Removal from Practice List





Both GMC and BMA have written documents supporting decision making when it is perceived there is a breakdown in relationship between Practice and Patient

The sole arbiter of that breakdown is the Doctor / Practice

There are a number of options available including request to seek another Practice to provide care, warning letter or enforced removal at the request of the Practice.

The latter is deemed last resort and should normally be initiated following a Warning letter usually within the last 12 months.

There are exceptions to this and there is provision to allow a practice to immediately remove a patient following act or severe threat of violence to a member of staff.

The police should normally be informed in such a case.


Threatening or Violent Behaviour

Violence or threatening behaviour by the patient is a special case. It usually implies a total abrogation by the patient of any responsibility towards the doctor or other members of the practice and will normally result in removal from the list.

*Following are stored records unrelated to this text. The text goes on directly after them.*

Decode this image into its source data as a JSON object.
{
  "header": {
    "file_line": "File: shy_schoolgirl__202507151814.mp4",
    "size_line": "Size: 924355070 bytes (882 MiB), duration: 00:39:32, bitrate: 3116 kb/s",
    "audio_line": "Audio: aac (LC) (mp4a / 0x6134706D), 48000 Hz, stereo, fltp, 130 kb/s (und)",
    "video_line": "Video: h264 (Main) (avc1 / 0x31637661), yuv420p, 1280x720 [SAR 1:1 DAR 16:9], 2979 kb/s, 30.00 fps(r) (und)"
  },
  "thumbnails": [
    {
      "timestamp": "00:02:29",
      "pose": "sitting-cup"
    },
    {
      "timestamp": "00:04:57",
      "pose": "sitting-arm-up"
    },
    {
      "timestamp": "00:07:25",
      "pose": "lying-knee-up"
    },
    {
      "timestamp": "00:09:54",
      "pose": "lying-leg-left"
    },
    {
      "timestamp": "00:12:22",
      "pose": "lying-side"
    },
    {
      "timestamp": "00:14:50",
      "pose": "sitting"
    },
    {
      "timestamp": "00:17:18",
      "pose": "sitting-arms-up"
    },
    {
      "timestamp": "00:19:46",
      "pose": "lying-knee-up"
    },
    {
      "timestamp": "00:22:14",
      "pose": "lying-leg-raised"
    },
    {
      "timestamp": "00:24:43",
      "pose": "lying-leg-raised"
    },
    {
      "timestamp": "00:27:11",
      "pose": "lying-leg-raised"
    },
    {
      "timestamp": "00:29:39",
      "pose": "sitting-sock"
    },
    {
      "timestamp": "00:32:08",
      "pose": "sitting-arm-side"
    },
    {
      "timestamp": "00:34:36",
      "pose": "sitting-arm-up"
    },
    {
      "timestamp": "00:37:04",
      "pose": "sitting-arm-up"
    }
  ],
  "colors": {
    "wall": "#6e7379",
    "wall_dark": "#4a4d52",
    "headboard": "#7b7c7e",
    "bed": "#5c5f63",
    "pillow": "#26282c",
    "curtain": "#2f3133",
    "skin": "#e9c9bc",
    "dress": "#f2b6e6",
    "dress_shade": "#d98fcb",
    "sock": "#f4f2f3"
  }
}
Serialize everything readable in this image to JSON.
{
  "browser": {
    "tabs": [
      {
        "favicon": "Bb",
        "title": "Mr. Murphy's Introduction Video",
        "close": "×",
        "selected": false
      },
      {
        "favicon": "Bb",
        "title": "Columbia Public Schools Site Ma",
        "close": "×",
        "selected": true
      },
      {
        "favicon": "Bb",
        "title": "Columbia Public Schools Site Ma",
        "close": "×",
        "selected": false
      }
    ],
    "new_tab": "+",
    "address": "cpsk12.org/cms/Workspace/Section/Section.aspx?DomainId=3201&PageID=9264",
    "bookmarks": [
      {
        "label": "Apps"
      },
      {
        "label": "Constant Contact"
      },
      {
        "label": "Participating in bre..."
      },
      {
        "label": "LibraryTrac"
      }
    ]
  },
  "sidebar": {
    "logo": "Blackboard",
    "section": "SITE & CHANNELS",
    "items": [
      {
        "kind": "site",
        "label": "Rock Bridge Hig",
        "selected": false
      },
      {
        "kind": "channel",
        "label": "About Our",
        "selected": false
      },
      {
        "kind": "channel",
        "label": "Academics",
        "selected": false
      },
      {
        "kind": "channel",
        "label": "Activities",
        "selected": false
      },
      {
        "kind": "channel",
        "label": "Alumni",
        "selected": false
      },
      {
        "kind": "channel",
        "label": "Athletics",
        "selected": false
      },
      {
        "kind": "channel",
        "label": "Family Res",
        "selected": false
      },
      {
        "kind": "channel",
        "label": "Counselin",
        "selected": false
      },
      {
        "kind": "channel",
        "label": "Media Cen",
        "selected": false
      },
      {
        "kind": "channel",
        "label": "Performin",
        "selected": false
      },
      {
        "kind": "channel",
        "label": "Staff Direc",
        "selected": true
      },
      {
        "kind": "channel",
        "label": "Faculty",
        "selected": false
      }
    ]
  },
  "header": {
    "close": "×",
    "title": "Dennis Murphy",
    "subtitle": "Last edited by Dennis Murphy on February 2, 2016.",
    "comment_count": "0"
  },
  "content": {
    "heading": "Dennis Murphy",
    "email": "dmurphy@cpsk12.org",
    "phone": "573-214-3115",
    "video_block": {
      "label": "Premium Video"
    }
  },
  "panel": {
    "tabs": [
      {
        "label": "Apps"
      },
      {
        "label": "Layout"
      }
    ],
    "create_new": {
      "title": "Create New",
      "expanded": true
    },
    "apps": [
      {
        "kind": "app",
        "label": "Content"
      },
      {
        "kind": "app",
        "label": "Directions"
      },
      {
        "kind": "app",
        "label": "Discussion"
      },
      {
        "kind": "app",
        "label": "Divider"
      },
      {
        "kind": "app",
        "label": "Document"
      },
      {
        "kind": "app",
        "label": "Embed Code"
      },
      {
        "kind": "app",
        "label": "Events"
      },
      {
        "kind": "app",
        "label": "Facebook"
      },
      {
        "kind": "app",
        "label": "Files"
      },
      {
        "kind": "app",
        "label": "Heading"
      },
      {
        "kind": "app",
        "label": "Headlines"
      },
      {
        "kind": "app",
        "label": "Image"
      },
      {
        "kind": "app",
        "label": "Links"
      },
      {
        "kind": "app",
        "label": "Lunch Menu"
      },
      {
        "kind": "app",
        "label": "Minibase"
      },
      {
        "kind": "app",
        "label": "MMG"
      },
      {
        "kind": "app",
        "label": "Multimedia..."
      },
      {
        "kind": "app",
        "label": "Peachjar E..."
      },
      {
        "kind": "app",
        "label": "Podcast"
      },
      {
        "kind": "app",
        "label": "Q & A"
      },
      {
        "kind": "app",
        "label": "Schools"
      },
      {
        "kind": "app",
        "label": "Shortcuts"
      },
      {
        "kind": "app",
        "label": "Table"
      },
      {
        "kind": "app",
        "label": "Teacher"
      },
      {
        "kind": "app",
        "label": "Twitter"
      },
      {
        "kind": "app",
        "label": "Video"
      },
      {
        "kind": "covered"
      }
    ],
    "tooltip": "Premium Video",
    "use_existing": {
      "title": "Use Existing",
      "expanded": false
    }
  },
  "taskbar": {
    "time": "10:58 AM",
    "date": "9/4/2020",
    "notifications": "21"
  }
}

It has been possible to request the immediate removal of any patient who has committed an act of violence or caused a doctor to fear for his or her safety. In April 2004, these provisions were extended to make it clear that the provisions extend to anyone else on the premises.

The police (or in Scotland, either the police or the procurator fiscal) must have been informed of the patient’s behaviour and the doctor must notify the LHB and,other than in exceptional circumstances, the patient of the removal in writing.

The removal will take effect from the time the practice phones, sends or delivers notification to the LHB but must be followed up in writing within seven days.


Patient / Practice Relationship Broken down

In cases other than violence and abuse, the GPC recommends that the decision to remove a patient from the list should only be made after careful consideration

The GPC believes that many patients who are misusing services can alter their behaviour if this is brought to their attention and the regulations normally require a warning to be given within the 12 months prior to removal.



A patient must be warned that they are at risk of removal, together with an explanation of the reasons for this, within the period of 12 months before the date of the request to the LHB Whilst warnings do not have to be in writing it is good practice for them to be so as this allows for carefully considered reasons to be given.

However, no warning is required if:

The removal is on the grounds of change of address

The practice has reasonable grounds for believing that the issue of such a warning would be harmful to the physical or mental health of the patient

The practice has reasonable grounds for believing that the issue of such a warning would put at risk the safety of members of the practice or those entitled to be on the practice premises

It is, in the opinion of the contractor, not otherwise reasonable or practical for a warning to be given.

If no reason is given an explanation in writing should be made and retained for potential future inspection by the PCO or NHS England.


How to remove a patient from the list if necessary

Where practices intend to remove a patient because of the irretrievable breakdown of the doctor- patient relationship, they should first consider discussing the problem confidentially with the LHB.The decision should be a considered one

Practices should issue a warning, preferably in writing, giving the reasons for the possibility of removal. Warnings are valid for 12 months and a written record must be retained

Practices should send a written notice to the LHB, giving the patient’s name, address, date of birth, and NHS number. They should state that they wish to have the patient removed from their list under the terms of their agreement or contract

If the removal is on grounds of violence or threatened violence the police, or Procurator Fiscal, must have been informed; there is no obligation to ask them to pursue the matter.

The practice must notify the patient of the removal with an explanation for the removal. The GPC recommends that this should be in the form of a letter to the patient briefly outlining the reasons. A copy of the letter should be retained.